This evasion and silence contributes to how both major parties and the political system not only sees the UK but England, adding to the myopia and misrepresentation which underpins the undemocratic way that England is governed and its experience of direct rule from Westminster.

The UK has Scottish, Welsh and Northern Irish democratic institutions. There is no English Parliament. There is no English Government. There is a UK Parliament which sees itself post-1707 as a continuation of the English Parliament and still propagates and articulates English political traditions. These include the folklore of parliamentary sovereignty and the absolutism of the central state.

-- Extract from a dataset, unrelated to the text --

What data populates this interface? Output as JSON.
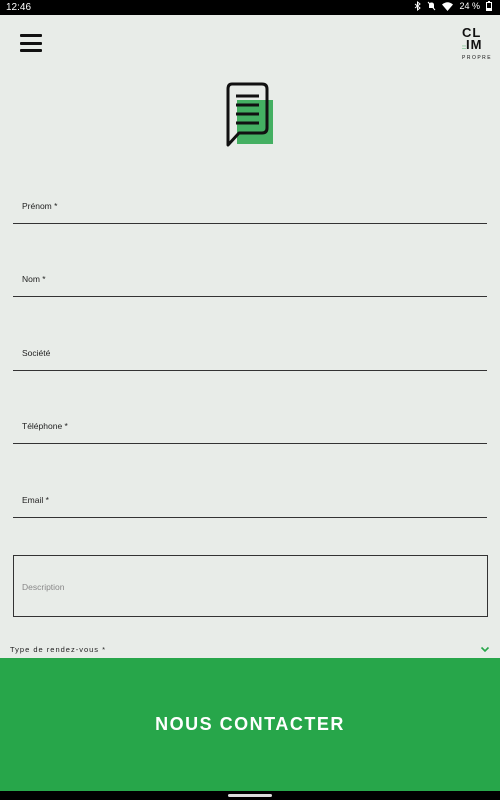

The “England as Britain” fairy tale damages and holds back all nations of the UK. It is not an accident that in terms of referendums about democratic government and their future, Scotland has had three referendums, Wales three and Northern Ireland two, while England has had none.

The National Wales: Second indyref moves closer ...

The people of England have not been asked on a single occasion what they think is their most appropriate form of government and democracy by the Westminster class. This is because to do so would begin to unravel the whole system and shows that not asking the English is not only anti-democratic, it is unsustainable.

Football might only be a sport, but it does illuminate wider cultural and societal truths. The English women’s triumph shows that it is near nye-impossible to stop England as a nation finding voice and expression. And it says something about how the four nations are represented, and who gains from the current dispensation.

Scottish responses to this shouldn’t fall into the trap of being small-minded and hunting for slights and insults. Instead, we need to make common cause across these isles, between those of us in Scotland wanting change and our English neighbours and friends, along with the Welsh and those living in Northern Ireland.

Our common cause should be uniting against the narrow, blinkered Westminster take of Britain with its racism, xenophobia, stigmatisation of minorities and those who challenge it, as well as its continual living in the past and harking after the British Empire.

We still live in the shadow of the Empire State and whichever party is in office – Tory or Labour – the War Party is still in power, with its obsessions of militarism, overseas action and the endurance of the UK as a warfare state.

Scottish self-government has to aspire to take the high ground and be outgoing, optimistic and generous, and make alliances with those across the UK who want to throw off the shackles of the Westminster system and its rotten, broken and corrupt politics.

It has to emphasise the principle that not only does Scotland have the right to decide its future, so too does England. In this we can make common ground, find shared language and aspire to a new set of relationships across these isles.

If Scotland aspires to be a modern, democratic and progressive country, we should encourage England to also embrace such a future, and find mutual inspiration in finally breaking free from the constraints of the British Empire State.

This column originally appeared in our sister title, The National, in Scotland.